§ WORK INSTRUCTIONS
For this exercise, restate the data below with no change at all.

SOURCE DATA START

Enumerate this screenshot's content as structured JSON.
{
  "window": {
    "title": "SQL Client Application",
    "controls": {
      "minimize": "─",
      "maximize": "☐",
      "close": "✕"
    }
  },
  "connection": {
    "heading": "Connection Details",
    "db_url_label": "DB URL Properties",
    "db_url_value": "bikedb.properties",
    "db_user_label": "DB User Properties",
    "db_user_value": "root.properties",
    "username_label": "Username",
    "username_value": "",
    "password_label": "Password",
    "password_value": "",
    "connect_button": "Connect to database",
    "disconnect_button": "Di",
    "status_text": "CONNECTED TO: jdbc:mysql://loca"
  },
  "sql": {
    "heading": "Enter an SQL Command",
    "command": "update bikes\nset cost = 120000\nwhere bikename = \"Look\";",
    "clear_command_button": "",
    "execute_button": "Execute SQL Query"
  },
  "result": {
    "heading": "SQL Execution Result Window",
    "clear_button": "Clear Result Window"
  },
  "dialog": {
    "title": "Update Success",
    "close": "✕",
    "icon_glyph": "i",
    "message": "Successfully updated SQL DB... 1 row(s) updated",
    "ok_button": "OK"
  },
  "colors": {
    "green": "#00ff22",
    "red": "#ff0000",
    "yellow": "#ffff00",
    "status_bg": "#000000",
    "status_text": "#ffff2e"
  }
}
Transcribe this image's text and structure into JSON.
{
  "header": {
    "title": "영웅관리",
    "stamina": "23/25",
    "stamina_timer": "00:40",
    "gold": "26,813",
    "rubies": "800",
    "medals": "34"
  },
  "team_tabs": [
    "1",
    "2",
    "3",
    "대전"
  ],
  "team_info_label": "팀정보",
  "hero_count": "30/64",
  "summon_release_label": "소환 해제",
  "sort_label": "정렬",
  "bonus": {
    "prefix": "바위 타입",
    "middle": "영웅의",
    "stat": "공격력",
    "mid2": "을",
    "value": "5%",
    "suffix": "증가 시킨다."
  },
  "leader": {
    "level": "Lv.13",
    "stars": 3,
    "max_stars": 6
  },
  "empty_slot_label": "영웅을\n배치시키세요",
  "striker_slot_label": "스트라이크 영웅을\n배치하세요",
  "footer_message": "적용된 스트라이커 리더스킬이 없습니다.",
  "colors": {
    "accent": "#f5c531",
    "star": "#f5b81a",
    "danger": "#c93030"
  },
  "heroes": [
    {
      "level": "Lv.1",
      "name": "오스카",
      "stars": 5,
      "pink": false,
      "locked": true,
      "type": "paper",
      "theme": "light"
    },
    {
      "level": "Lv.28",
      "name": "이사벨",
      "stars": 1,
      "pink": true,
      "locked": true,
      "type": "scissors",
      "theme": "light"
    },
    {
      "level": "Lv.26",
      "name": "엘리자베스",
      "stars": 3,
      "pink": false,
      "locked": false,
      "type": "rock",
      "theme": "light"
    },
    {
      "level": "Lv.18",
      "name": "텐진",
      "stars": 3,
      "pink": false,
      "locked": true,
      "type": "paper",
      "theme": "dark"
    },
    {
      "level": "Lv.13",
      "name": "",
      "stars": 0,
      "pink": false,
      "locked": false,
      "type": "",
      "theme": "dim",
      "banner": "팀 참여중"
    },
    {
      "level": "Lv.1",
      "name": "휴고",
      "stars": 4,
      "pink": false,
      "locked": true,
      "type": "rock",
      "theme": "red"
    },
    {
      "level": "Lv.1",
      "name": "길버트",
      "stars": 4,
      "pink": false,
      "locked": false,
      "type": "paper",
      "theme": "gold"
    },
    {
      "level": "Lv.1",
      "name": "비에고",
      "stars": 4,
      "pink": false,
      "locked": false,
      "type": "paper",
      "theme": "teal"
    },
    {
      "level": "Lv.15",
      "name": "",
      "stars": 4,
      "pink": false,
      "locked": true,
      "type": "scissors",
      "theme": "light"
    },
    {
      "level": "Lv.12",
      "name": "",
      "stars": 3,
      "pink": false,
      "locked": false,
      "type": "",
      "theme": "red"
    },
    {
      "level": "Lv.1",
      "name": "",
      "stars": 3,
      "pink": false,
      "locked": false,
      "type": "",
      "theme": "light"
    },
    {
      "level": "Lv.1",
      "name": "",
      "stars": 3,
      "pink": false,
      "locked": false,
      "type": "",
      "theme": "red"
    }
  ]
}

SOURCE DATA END

§ ANSWER SECTION
Enumerate this screenshot's content as structured JSON.
{
  "window": {
    "title": "SQL Client Application",
    "controls": {
      "minimize": "─",
      "maximize": "☐",
      "close": "✕"
    }
  },
  "connection": {
    "heading": "Connection Details",
    "db_url_label": "DB URL Properties",
    "db_url_value": "bikedb.properties",
    "db_user_label": "DB User Properties",
    "db_user_value": "root.properties",
    "username_label": "Username",
    "username_value": "",
    "password_label": "Password",
    "password_value": "",
    "connect_button": "Connect to database",
    "disconnect_button": "Di",
    "status_text": "CONNECTED TO: jdbc:mysql://loca"
  },
  "sql": {
    "heading": "Enter an SQL Command",
    "command": "update bikes\nset cost = 120000\nwhere bikename = \"Look\";",
    "clear_command_button": "",
    "execute_button": "Execute SQL Query"
  },
  "result": {
    "heading": "SQL Execution Result Window",
    "clear_button": "Clear Result Window"
  },
  "dialog": {
    "title": "Update Success",
    "close": "✕",
    "icon_glyph": "i",
    "message": "Successfully updated SQL DB... 1 row(s) updated",
    "ok_button": "OK"
  },
  "colors": {
    "green": "#00ff22",
    "red": "#ff0000",
    "yellow": "#ffff00",
    "status_bg": "#000000",
    "status_text": "#ffff2e"
  }
}
Transcribe this image's text and structure into JSON.
{
  "header": {
    "title": "영웅관리",
    "stamina": "23/25",
    "stamina_timer": "00:40",
    "gold": "26,813",
    "rubies": "800",
    "medals": "34"
  },
  "team_tabs": [
    "1",
    "2",
    "3",
    "대전"
  ],
  "team_info_label": "팀정보",
  "hero_count": "30/64",
  "summon_release_label": "소환 해제",
  "sort_label": "정렬",
  "bonus": {
    "prefix": "바위 타입",
    "middle": "영웅의",
    "stat": "공격력",
    "mid2": "을",
    "value": "5%",
    "suffix": "증가 시킨다."
  },
  "leader": {
    "level": "Lv.13",
    "stars": 3,
    "max_stars": 6
  },
  "empty_slot_label": "영웅을\n배치시키세요",
  "striker_slot_label": "스트라이크 영웅을\n배치하세요",
  "footer_message": "적용된 스트라이커 리더스킬이 없습니다.",
  "colors": {
    "accent": "#f5c531",
    "star": "#f5b81a",
    "danger": "#c93030"
  },
  "heroes": [
    {
      "level": "Lv.1",
      "name": "오스카",
      "stars": 5,
      "pink": false,
      "locked": true,
      "type": "paper",
      "theme": "light"
    },
    {
      "level": "Lv.28",
      "name": "이사벨",
      "stars": 1,
      "pink": true,
      "locked": true,
      "type": "scissors",
      "theme": "light"
    },
    {
      "level": "Lv.26",
      "name": "엘리자베스",
      "stars": 3,
      "pink": false,
      "locked": false,
      "type": "rock",
      "theme": "light"
    },
    {
      "level": "Lv.18",
      "name": "텐진",
      "stars": 3,
      "pink": false,
      "locked": true,
      "type": "paper",
      "theme": "dark"
    },
    {
      "level": "Lv.13",
      "name": "",
      "stars": 0,
      "pink": false,
      "locked": false,
      "type": "",
      "theme": "dim",
      "banner": "팀 참여중"
    },
    {
      "level": "Lv.1",
      "name": "휴고",
      "stars": 4,
      "pink": false,
      "locked": true,
      "type": "rock",
      "theme": "red"
    },
    {
      "level": "Lv.1",
      "name": "길버트",
      "stars": 4,
      "pink": false,
      "locked": false,
      "type": "paper",
      "theme": "gold"
    },
    {
      "level": "Lv.1",
      "name": "비에고",
      "stars": 4,
      "pink": false,
      "locked": false,
      "type": "paper",
      "theme": "teal"
    },
    {
      "level": "Lv.15",
      "name": "",
      "stars": 4,
      "pink": false,
      "locked": true,
      "type": "scissors",
      "theme": "light"
    },
    {
      "level": "Lv.12",
      "name": "",
      "stars": 3,
      "pink": false,
      "locked": false,
      "type": "",
      "theme": "red"
    },
    {
      "level": "Lv.1",
      "name": "",
      "stars": 3,
      "pink": false,
      "locked": false,
      "type": "",
      "theme": "light"
    },
    {
      "level": "Lv.1",
      "name": "",
      "stars": 3,
      "pink": false,
      "locked": false,
      "type": "",
      "theme": "red"
    }
  ]
}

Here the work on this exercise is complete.